Apr. 21, 2021

Wildfire smoke caused spikes in harmful fine particles that impacted local air quality during the summers of 2017 and 2018, according to the American Lung Association’s 22nd annual “State of the Air” report.

Whatcom County air quality received an “F” grade for 24-hour particle pollution because of smoke impacts. Skagit County received a “D” grade. The report includes data from the years 2017-2019.

The American Lung Association provides two different grades for particulate (smoke) pollution. The 24-hour grade is based on the smokiest days; the annual grade is based on how much smoke is in the air as a yearly average.

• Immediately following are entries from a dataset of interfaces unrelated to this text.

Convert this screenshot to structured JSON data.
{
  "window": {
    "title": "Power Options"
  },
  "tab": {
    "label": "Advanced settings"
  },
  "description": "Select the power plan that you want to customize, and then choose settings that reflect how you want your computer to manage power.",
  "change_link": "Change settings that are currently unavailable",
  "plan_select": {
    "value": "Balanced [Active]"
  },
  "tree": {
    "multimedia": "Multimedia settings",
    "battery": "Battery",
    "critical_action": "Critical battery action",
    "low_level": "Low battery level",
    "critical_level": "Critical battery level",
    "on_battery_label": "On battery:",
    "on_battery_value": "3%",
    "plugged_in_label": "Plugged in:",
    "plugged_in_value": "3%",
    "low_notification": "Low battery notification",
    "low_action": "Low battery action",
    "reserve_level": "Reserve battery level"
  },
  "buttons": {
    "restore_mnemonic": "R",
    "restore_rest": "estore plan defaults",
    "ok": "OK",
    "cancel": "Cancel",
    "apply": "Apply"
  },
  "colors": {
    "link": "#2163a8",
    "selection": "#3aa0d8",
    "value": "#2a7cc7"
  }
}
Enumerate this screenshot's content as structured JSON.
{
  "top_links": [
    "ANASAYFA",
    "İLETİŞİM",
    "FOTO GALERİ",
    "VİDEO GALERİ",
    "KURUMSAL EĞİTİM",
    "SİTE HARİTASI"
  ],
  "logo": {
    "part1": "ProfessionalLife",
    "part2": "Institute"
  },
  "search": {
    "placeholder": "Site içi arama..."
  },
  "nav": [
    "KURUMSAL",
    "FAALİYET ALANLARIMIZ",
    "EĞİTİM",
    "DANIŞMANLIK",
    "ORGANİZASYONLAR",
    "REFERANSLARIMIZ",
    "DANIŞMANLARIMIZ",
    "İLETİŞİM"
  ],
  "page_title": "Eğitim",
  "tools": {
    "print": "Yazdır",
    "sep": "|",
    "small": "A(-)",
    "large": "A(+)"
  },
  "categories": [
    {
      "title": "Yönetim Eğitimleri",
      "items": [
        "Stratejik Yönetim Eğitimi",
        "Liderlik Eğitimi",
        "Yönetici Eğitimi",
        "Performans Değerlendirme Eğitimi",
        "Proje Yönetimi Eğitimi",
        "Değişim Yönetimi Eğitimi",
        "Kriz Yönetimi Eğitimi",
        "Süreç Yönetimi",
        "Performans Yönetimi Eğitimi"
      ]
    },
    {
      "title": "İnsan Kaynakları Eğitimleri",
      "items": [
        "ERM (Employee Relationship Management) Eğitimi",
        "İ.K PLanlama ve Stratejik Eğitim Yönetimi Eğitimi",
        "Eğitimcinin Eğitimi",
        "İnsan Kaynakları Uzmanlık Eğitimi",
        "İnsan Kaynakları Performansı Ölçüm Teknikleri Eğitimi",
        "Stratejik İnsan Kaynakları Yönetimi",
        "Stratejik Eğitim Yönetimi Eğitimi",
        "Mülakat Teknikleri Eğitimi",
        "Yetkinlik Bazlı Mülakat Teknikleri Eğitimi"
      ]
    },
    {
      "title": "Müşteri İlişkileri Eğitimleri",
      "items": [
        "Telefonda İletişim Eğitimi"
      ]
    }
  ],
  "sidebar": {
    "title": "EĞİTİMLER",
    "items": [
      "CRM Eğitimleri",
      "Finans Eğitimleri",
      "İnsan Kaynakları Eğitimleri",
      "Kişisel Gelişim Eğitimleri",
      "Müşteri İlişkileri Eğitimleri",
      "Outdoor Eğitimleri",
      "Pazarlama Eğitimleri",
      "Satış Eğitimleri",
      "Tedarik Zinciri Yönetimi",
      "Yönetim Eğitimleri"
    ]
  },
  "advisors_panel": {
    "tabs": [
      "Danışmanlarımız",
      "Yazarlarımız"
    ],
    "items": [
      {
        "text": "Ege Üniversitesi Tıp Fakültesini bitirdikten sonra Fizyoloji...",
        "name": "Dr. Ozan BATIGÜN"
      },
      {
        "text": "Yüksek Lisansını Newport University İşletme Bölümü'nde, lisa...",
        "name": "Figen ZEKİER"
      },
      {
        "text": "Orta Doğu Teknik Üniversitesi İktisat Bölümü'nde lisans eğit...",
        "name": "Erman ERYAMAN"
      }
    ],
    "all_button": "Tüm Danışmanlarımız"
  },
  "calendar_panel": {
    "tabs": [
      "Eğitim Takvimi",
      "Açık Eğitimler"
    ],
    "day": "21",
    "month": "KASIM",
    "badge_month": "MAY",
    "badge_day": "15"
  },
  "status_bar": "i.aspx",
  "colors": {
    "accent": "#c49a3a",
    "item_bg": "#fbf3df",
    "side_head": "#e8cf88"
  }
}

“As you recall from the wildfire smoke we experienced in 2017, and 2018, there were some very smoky days. As a result, all of the counties in Washington, including ours, score poorly on the daily averages,” said Mark Buford, Northwest Clean Air Agency executive director. “The silver lining is that even with those bad days of wildfire smoke, we score well on an annual average. These low grades really are an issue of periodic wildfire smoke.”

Buford emphasized that residents of Island, Skagit, and Whatcom counties generally enjoy good air quality.

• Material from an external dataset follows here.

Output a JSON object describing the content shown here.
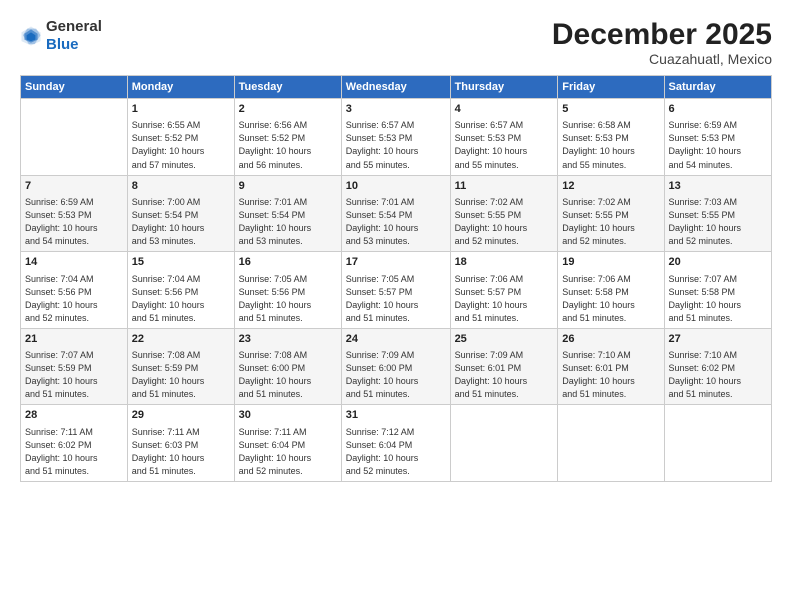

For example, Bellingham tied for seventh place among the cleanest U.S. cities for year-round particle pollution. Both Whatcom and Skagit counties received passing grades for year-round particle pollution.

“Local air quality would have been in the ‘A’ range for the 24-hour grades if, using the Lung Association’s methodology, we factored the wildfire smoke out of our data,” Buford said.

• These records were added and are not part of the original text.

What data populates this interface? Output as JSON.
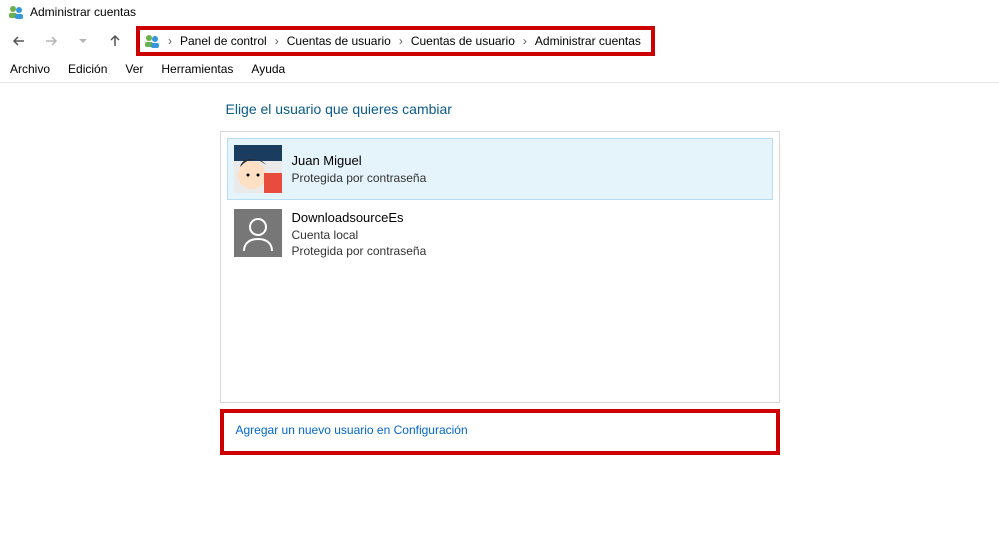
{
  "window": {
    "title": "Administrar cuentas"
  },
  "breadcrumb": {
    "items": [
      "Panel de control",
      "Cuentas de usuario",
      "Cuentas de usuario",
      "Administrar cuentas"
    ]
  },
  "menu": {
    "archivo": "Archivo",
    "edicion": "Edición",
    "ver": "Ver",
    "herramientas": "Herramientas",
    "ayuda": "Ayuda"
  },
  "heading": "Elige el usuario que quieres cambiar",
  "users": [
    {
      "name": "Juan Miguel",
      "line2": "",
      "line3": "Protegida por contraseña",
      "selected": true,
      "avatar_type": "cartoon"
    },
    {
      "name": "DownloadsourceEs",
      "line2": "Cuenta local",
      "line3": "Protegida por contraseña",
      "selected": false,
      "avatar_type": "grey"
    }
  ],
  "add_link": "Agregar un nuevo usuario en Configuración"
}
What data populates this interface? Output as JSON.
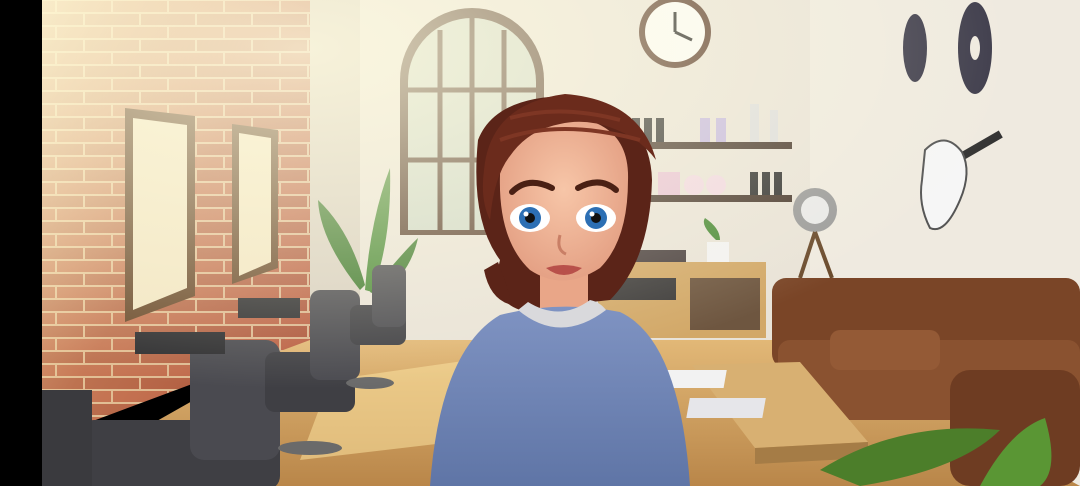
{
  "game": {
    "scene": "hair-salon-interior",
    "character": "client-girl-in-cape"
  },
  "colors": {
    "brick": "#b5543b",
    "brick_dark": "#8e3f2c",
    "mortar": "#d9b28e",
    "wall": "#e7e1d6",
    "floor": "#c79a5c",
    "sofa": "#7a4527",
    "cape": "#6f84b3",
    "hair": "#5b2418",
    "skin": "#f0b597"
  },
  "icons": [
    "wall-clock-icon",
    "vinyl-record-icon",
    "electric-guitar-icon",
    "studio-light-icon",
    "plant-icon"
  ]
}
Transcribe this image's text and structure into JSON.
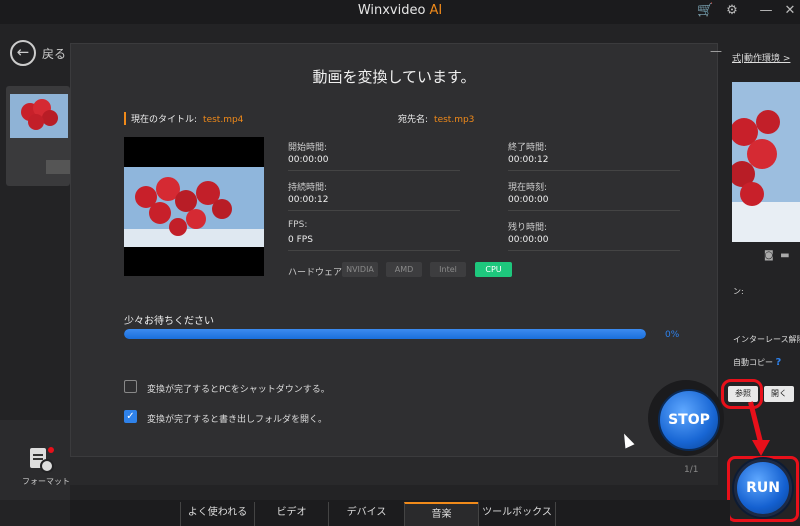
{
  "app": {
    "title": "Winxvideo",
    "title_suffix": "AI"
  },
  "nav": {
    "back_label": "戻る"
  },
  "dialog": {
    "title": "動画を変換しています。",
    "current_title_label": "現在のタイトル:",
    "current_title_value": "test.mp4",
    "dest_label": "宛先名:",
    "dest_value": "test.mp3",
    "fields": {
      "start_time": {
        "label": "開始時間:",
        "value": "00:00:00"
      },
      "end_time": {
        "label": "終了時間:",
        "value": "00:00:12"
      },
      "duration": {
        "label": "持続時間:",
        "value": "00:00:12"
      },
      "current_time": {
        "label": "現在時刻:",
        "value": "00:00:00"
      },
      "fps": {
        "label": "FPS:",
        "value": "0 FPS"
      },
      "remaining": {
        "label": "残り時間:",
        "value": "00:00:00"
      }
    },
    "hardware_label": "ハードウェア:",
    "hardware": [
      "NVIDIA",
      "AMD",
      "Intel",
      "CPU"
    ],
    "hardware_active": "CPU",
    "wait_label": "少々お待ちください",
    "progress_percent": 0,
    "progress_text": "0%",
    "options": [
      {
        "label": "変換が完了するとPCをシャットダウンする。",
        "checked": false
      },
      {
        "label": "変換が完了すると書き出しフォルダを開く。",
        "checked": true
      }
    ],
    "page": "1/1",
    "stop_label": "STOP"
  },
  "right_panel": {
    "link": "式|動作環境 >",
    "colon_text": "ン:",
    "deinterlace": "インターレース解除",
    "auto_copy": "自動コピー",
    "help": "?",
    "browse": "参照",
    "open": "開く",
    "run_label": "RUN"
  },
  "sidebar": {
    "format_label": "フォーマット"
  },
  "bottom_tabs": [
    "よく使われる",
    "ビデオ",
    "デバイス",
    "音楽",
    "ツールボックス"
  ],
  "bottom_tab_active": "音楽",
  "colors": {
    "accent": "#f08a1a",
    "progress": "#1a6fdc",
    "cpu": "#1ec77d",
    "highlight": "#e8101a"
  }
}
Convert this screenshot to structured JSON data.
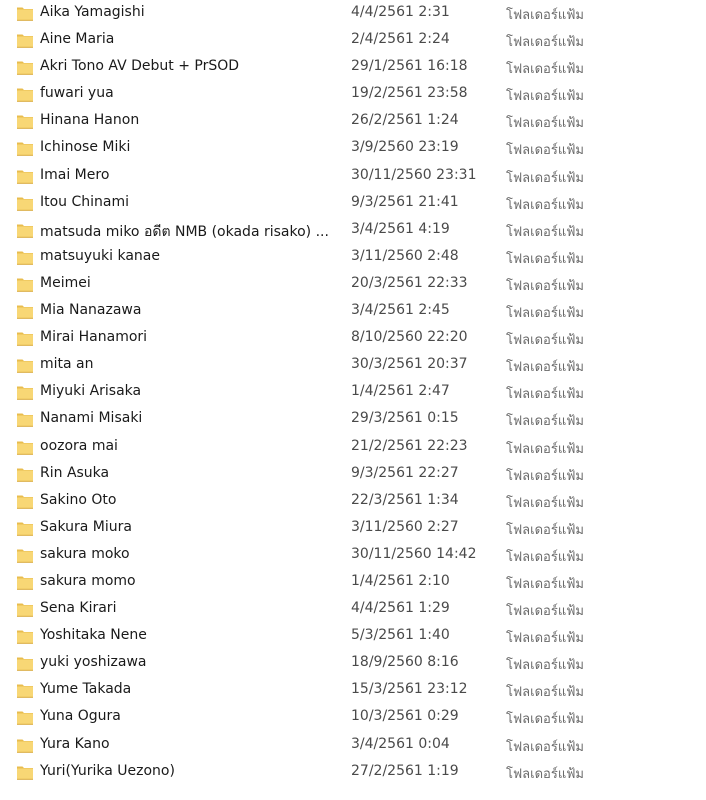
{
  "files": [
    {
      "name": "Aika Yamagishi",
      "date": "4/4/2561 2:31",
      "type": "โฟลเดอร์แฟ้ม",
      "icon": "folder-icon"
    },
    {
      "name": "Aine Maria",
      "date": "2/4/2561 2:24",
      "type": "โฟลเดอร์แฟ้ม",
      "icon": "folder-icon"
    },
    {
      "name": "Akri Tono AV Debut + PrSOD",
      "date": "29/1/2561 16:18",
      "type": "โฟลเดอร์แฟ้ม",
      "icon": "folder-icon"
    },
    {
      "name": "fuwari yua",
      "date": "19/2/2561 23:58",
      "type": "โฟลเดอร์แฟ้ม",
      "icon": "folder-icon"
    },
    {
      "name": "Hinana Hanon",
      "date": "26/2/2561 1:24",
      "type": "โฟลเดอร์แฟ้ม",
      "icon": "folder-icon"
    },
    {
      "name": "Ichinose Miki",
      "date": "3/9/2560 23:19",
      "type": "โฟลเดอร์แฟ้ม",
      "icon": "folder-icon"
    },
    {
      "name": "Imai Mero",
      "date": "30/11/2560 23:31",
      "type": "โฟลเดอร์แฟ้ม",
      "icon": "folder-icon"
    },
    {
      "name": "Itou Chinami",
      "date": "9/3/2561 21:41",
      "type": "โฟลเดอร์แฟ้ม",
      "icon": "folder-icon"
    },
    {
      "name": "matsuda miko อดีต NMB (okada risako) ...",
      "date": "3/4/2561 4:19",
      "type": "โฟลเดอร์แฟ้ม",
      "icon": "folder-icon"
    },
    {
      "name": "matsuyuki kanae",
      "date": "3/11/2560 2:48",
      "type": "โฟลเดอร์แฟ้ม",
      "icon": "folder-icon"
    },
    {
      "name": "Meimei",
      "date": "20/3/2561 22:33",
      "type": "โฟลเดอร์แฟ้ม",
      "icon": "folder-icon"
    },
    {
      "name": "Mia Nanazawa",
      "date": "3/4/2561 2:45",
      "type": "โฟลเดอร์แฟ้ม",
      "icon": "folder-icon"
    },
    {
      "name": "Mirai Hanamori",
      "date": "8/10/2560 22:20",
      "type": "โฟลเดอร์แฟ้ม",
      "icon": "folder-icon"
    },
    {
      "name": "mita an",
      "date": "30/3/2561 20:37",
      "type": "โฟลเดอร์แฟ้ม",
      "icon": "folder-icon"
    },
    {
      "name": "Miyuki Arisaka",
      "date": "1/4/2561 2:47",
      "type": "โฟลเดอร์แฟ้ม",
      "icon": "folder-icon"
    },
    {
      "name": "Nanami Misaki",
      "date": "29/3/2561 0:15",
      "type": "โฟลเดอร์แฟ้ม",
      "icon": "folder-icon"
    },
    {
      "name": "oozora mai",
      "date": "21/2/2561 22:23",
      "type": "โฟลเดอร์แฟ้ม",
      "icon": "folder-icon"
    },
    {
      "name": "Rin Asuka",
      "date": "9/3/2561 22:27",
      "type": "โฟลเดอร์แฟ้ม",
      "icon": "folder-icon"
    },
    {
      "name": "Sakino Oto",
      "date": "22/3/2561 1:34",
      "type": "โฟลเดอร์แฟ้ม",
      "icon": "folder-icon"
    },
    {
      "name": "Sakura Miura",
      "date": "3/11/2560 2:27",
      "type": "โฟลเดอร์แฟ้ม",
      "icon": "folder-icon"
    },
    {
      "name": "sakura moko",
      "date": "30/11/2560 14:42",
      "type": "โฟลเดอร์แฟ้ม",
      "icon": "folder-icon"
    },
    {
      "name": "sakura momo",
      "date": "1/4/2561 2:10",
      "type": "โฟลเดอร์แฟ้ม",
      "icon": "folder-icon"
    },
    {
      "name": "Sena Kirari",
      "date": "4/4/2561 1:29",
      "type": "โฟลเดอร์แฟ้ม",
      "icon": "folder-icon"
    },
    {
      "name": "Yoshitaka Nene",
      "date": "5/3/2561 1:40",
      "type": "โฟลเดอร์แฟ้ม",
      "icon": "folder-icon"
    },
    {
      "name": "yuki yoshizawa",
      "date": "18/9/2560 8:16",
      "type": "โฟลเดอร์แฟ้ม",
      "icon": "folder-icon"
    },
    {
      "name": "Yume Takada",
      "date": "15/3/2561 23:12",
      "type": "โฟลเดอร์แฟ้ม",
      "icon": "folder-icon"
    },
    {
      "name": "Yuna Ogura",
      "date": "10/3/2561 0:29",
      "type": "โฟลเดอร์แฟ้ม",
      "icon": "folder-icon"
    },
    {
      "name": "Yura Kano",
      "date": "3/4/2561 0:04",
      "type": "โฟลเดอร์แฟ้ม",
      "icon": "folder-icon"
    },
    {
      "name": "Yuri(Yurika Uezono)",
      "date": "27/2/2561 1:19",
      "type": "โฟลเดอร์แฟ้ม",
      "icon": "folder-icon"
    }
  ],
  "colors": {
    "folder_fill": "#F8D775",
    "folder_tab": "#E8BC4E",
    "folder_edge": "#D9A93A"
  }
}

“But those are numbers and data. The reality is local residents were affected by wildfire smoke that heavily impacted air quality on a number of days in both 2017 and 2018.”

The “State of the Air” report takes a nationwide look at particle and ozone pollution – two widespread air pollutants that are dangerous to public health.

The report uses data from official air quality monitors submitted by air quality agencies and estimates respiratory disease rates to provide a comparative picture of risks to people’s health. The report only uses data from specific kinds of monitors, so it does not include NWCAA data for Island County and other area cities. NWCAA data shows similar air quality trends in those areas.

Among the report’s conclusions:

  • Skagit County received an overall “A” grade for ozone pollution, ranking it among the cleanest U.S. counties for ozone pollution.
  • Whatcom County received a “B” for ozone pollution, likely because wildfire smoke contributed to two days of higher-than-usual ozone readings in 2018.

“We appreciate how people and businesses in our area work hard to improve and protect air quality, but there’s always more to do,” Buford said. “So it’s crucial for NWCAA to continue efforts to limit the threats to air quality that the agency can control, like industrial emissions and illegal burning.

“And as we enter another wildfire season with already-dry conditions, it’s important for everyone to do whatever they can to limit the potential of igniting a wildfire,” he noted.

He said NWCAA works with local health officials, fire marshals, fire districts, and forest management agencies as they try to reduce wildfire risk and help people cope with the impacts of wildfire events.

NWCAA has eight air quality monitoring locations in Island, Skagit, and Whatcom counties. Go to the Air Quality Center on our website,, for information.

The Northwest Clean Air Agency is responsible for enforcing federal, state and local air quality regulations in Island, Skagit, and Whatcom counties. In addition to permitting and regulating industrial sources of air pollution, the agency provides services and information related to asbestos, indoor air quality, outdoor burning, woodstoves, and fireplaces. More information about the agency is available at